* Input:
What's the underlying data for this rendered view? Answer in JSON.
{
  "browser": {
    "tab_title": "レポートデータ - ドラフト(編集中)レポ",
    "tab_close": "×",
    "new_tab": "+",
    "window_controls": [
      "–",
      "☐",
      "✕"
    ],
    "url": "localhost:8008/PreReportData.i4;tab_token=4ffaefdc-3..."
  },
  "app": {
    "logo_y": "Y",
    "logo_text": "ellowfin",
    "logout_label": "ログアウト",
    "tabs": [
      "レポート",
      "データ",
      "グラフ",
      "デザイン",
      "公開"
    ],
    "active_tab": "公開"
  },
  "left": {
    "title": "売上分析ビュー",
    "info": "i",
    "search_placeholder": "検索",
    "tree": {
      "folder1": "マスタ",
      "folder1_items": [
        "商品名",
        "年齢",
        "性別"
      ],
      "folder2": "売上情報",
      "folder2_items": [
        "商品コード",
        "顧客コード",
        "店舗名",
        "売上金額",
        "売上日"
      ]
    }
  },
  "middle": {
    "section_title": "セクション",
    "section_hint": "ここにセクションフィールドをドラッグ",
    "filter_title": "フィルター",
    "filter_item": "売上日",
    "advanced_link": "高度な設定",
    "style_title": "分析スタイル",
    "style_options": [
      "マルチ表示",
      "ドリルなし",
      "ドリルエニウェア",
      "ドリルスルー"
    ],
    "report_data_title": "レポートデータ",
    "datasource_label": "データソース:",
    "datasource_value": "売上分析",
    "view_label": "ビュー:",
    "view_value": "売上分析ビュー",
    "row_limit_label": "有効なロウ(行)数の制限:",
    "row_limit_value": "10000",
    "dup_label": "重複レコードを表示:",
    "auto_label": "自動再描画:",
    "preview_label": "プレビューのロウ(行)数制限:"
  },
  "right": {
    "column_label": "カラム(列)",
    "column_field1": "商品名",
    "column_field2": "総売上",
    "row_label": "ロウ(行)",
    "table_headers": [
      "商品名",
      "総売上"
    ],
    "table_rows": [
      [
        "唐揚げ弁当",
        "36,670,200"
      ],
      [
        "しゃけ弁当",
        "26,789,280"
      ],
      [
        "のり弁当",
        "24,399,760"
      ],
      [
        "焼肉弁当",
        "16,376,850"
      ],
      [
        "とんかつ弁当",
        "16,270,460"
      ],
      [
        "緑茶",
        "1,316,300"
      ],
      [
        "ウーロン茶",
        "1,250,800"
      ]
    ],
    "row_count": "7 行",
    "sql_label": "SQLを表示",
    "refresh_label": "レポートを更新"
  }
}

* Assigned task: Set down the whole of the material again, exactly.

* Solution below:
What's the underlying data for this rendered view? Answer in JSON.
{
  "browser": {
    "tab_title": "レポートデータ - ドラフト(編集中)レポ",
    "tab_close": "×",
    "new_tab": "+",
    "window_controls": [
      "–",
      "☐",
      "✕"
    ],
    "url": "localhost:8008/PreReportData.i4;tab_token=4ffaefdc-3..."
  },
  "app": {
    "logo_y": "Y",
    "logo_text": "ellowfin",
    "logout_label": "ログアウト",
    "tabs": [
      "レポート",
      "データ",
      "グラフ",
      "デザイン",
      "公開"
    ],
    "active_tab": "公開"
  },
  "left": {
    "title": "売上分析ビュー",
    "info": "i",
    "search_placeholder": "検索",
    "tree": {
      "folder1": "マスタ",
      "folder1_items": [
        "商品名",
        "年齢",
        "性別"
      ],
      "folder2": "売上情報",
      "folder2_items": [
        "商品コード",
        "顧客コード",
        "店舗名",
        "売上金額",
        "売上日"
      ]
    }
  },
  "middle": {
    "section_title": "セクション",
    "section_hint": "ここにセクションフィールドをドラッグ",
    "filter_title": "フィルター",
    "filter_item": "売上日",
    "advanced_link": "高度な設定",
    "style_title": "分析スタイル",
    "style_options": [
      "マルチ表示",
      "ドリルなし",
      "ドリルエニウェア",
      "ドリルスルー"
    ],
    "report_data_title": "レポートデータ",
    "datasource_label": "データソース:",
    "datasource_value": "売上分析",
    "view_label": "ビュー:",
    "view_value": "売上分析ビュー",
    "row_limit_label": "有効なロウ(行)数の制限:",
    "row_limit_value": "10000",
    "dup_label": "重複レコードを表示:",
    "auto_label": "自動再描画:",
    "preview_label": "プレビューのロウ(行)数制限:"
  },
  "right": {
    "column_label": "カラム(列)",
    "column_field1": "商品名",
    "column_field2": "総売上",
    "row_label": "ロウ(行)",
    "table_headers": [
      "商品名",
      "総売上"
    ],
    "table_rows": [
      [
        "唐揚げ弁当",
        "36,670,200"
      ],
      [
        "しゃけ弁当",
        "26,789,280"
      ],
      [
        "のり弁当",
        "24,399,760"
      ],
      [
        "焼肉弁当",
        "16,376,850"
      ],
      [
        "とんかつ弁当",
        "16,270,460"
      ],
      [
        "緑茶",
        "1,316,300"
      ],
      [
        "ウーロン茶",
        "1,250,800"
      ]
    ],
    "row_count": "7 行",
    "sql_label": "SQLを表示",
    "refresh_label": "レポートを更新"
  }
}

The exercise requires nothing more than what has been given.